A handful of earth, bestowed with love
by the creator as a revelation.
Your name, but I did not believe

in myself and as yet spoke no Javanese

and hunted on, into the emptiness of other lands,
reflecting what a person keeps from himself.
The master, your grandfather, had foretold it:
shortly after I am gone he will return.
And so you waited, with Buddhistic patience
allowing me to circle round you ever closer,
a bird of prey, losing in beat of wing,
gaining in keenness of gaze.


After seven years of denial, after seven
times seven blows to the midriff,
the breaking of resistance,
you suddenly appear once more in the palm garden.
After so many words on bloodless paper
your smile is like that of the reliefs
in lava rock everywhere around us, full lips
that are to close round more than my language.
After the kept silence, the cutting, the sheafing,
the flailing of the rice from its stalks,
now the blessing of the elders, the gift,
a vow unknown to those without belief.



Behind glass I see you then,
as a copy in hardened synthetic resin
of the skull fragments compressed to stone:
Meganthropus Paleojavanicus.
Gone for good are the hair-covered skin,
the flat breasts with their long nipples
and the short hoarse sounds of the tongue
in which you warned, made love, died,
but not the strings of notional DNA
still spiralling in the woman with whom hand
in hand I stand before the dark showcase
and reconstruct your heavy features.
Your luxuriant world with predecessors
of elephant, buffalo and crocodile
became imperceptibly slowly buried
beneath layer upon layer of sediment.
After hundreds of thousands of years of waiting
you lift up your once so strong hands
of what is now caked grit,
reach out towards me
and want my mouth to breathe
life into her.

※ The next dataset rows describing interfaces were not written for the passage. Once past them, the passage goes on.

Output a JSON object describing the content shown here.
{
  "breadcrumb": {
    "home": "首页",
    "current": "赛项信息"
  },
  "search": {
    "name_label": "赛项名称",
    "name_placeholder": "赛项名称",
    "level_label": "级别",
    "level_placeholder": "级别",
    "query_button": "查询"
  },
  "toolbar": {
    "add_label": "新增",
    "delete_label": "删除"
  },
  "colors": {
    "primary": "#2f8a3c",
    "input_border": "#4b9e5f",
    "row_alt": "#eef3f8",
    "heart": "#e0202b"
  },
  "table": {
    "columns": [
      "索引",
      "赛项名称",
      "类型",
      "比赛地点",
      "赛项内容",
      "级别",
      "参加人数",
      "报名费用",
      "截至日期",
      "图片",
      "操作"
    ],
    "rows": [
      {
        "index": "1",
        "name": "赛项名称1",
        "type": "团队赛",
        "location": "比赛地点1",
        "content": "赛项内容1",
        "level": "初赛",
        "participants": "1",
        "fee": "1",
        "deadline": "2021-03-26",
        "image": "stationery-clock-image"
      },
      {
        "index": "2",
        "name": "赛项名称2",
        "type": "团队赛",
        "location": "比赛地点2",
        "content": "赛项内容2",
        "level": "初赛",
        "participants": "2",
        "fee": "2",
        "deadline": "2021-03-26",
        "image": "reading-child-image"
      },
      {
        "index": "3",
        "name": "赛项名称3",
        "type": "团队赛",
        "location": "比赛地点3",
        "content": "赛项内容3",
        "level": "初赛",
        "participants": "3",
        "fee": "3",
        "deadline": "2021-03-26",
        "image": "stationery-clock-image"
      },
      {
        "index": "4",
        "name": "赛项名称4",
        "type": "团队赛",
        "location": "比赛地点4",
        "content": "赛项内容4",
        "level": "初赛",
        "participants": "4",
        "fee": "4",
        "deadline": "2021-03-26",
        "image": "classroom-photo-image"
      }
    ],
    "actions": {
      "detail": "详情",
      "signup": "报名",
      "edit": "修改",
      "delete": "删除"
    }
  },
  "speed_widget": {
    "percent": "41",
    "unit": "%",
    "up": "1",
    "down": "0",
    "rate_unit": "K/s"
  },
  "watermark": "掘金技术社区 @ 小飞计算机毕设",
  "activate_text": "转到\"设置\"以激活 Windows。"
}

I incorporate you
when our descendents survive,
according to a theory far from proven yet.


The line from the volcano’s summit
past the sultan’s palace to the sea’s abyss
spans the sacred space of the culture
in which until the end you are embedded.
It preserves the balance between
the heavenly bodies and the daily life of prayer
and service, of birth, dying and grief.
May nothing disrupt this imposed harmony
or neighbours will view us with darkened gaze,
fire will rise up from Merapi, blood
descend from the world of ancestors.
So I am taught, ignorant as I still am,
and I am all ears and see charred fields
where the rice now rustles in a gentle breeze, hear
envy in a friendly voice, and bow
my head because I have so little own control.



The gamelan strikes up, copper against copper
brings a former pledge to its conclusion.
Shrill voices search, grow stronger.
In our stiff garments we stride to the centre
of the ring and throw betel leaves at each other,
against which no disaster can prevail.
As carefully as possible I step on the egg
and you wash my feet with what is freed
in the bowl with flower-petal water.
Under the approving eye of all
I empty a sack with rice, nuts and seeds
in your still briefly covered lap.
How deeply buried in my mother tongue,
how far withdrawn from the wreath of blood,
insatiably spreading in new life
merciful death now seems.